It must have taken a lot of restraint for the writers not to have Casshern throw some witty barb at the bad robots that went along the lines of… “So, you’ve accepted death already? Then you won’t mind dying… right now!”
...or something of that flavor that’d be swiftly followed by our hero just wasting these heels.
For as much I’ll crow about how superbly this show works as an allegory or an opera or what not, I’d be remiss not to note how the other side of that sometimes brings leaps of logic and characterization in the service of making the point. In this episode, you know that painter’s got to meet some tragic end because… well… that’s what’s happening to everybody kind soul in this world. However, for that to happen, he’s got to face these evil bots alone and, for that to happen, he’s got be separated from this uber-destructive-yet-still-compassionate killing machine, Casshern.

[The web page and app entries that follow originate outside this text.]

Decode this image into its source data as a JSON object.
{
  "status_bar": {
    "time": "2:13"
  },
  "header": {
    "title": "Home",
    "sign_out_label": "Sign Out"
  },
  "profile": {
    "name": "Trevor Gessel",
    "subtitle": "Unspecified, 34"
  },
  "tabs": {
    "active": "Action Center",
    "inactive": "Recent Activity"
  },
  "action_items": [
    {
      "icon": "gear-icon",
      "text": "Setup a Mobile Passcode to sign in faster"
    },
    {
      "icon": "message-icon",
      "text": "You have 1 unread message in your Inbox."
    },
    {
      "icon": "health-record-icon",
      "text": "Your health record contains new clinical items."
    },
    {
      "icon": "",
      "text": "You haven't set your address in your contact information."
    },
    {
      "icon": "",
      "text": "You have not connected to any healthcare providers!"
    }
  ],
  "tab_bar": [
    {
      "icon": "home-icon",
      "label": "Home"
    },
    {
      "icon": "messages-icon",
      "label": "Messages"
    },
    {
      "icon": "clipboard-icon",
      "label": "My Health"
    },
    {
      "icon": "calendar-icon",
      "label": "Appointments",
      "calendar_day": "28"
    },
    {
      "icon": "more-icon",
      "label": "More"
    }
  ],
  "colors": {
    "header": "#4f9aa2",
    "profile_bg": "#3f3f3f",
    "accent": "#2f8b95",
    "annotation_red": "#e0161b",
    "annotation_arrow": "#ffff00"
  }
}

Yeah, the scene where this cripple’s getting beaten down by these jerks pushed the right buttons, but I couldn’t stop thinking about how the show cheated to get there. He and Casshern got separated long enough for him to get jumped, but not long enough for Casshern to come back and wreck these goons before they were done? What, was Casshern lingering back and admiring the texture of the all-white paintings?
Hell, even showing that would’ve gone a long way to make this twist seem a little more reasonable. It would’ve even added just a pinch of self-aware comic relief, too, to the all-too-earnest thread about how this guy’s really pushing the definitions of creativity with his “modern art exhibit.”
(While we’re on the subject, that’s another downside of allegories like this. SINS has largely been colorful and vibrant enough to avoid being too dour, so far, though).
See kids? I’m not saying this is a totally perfect show, all right?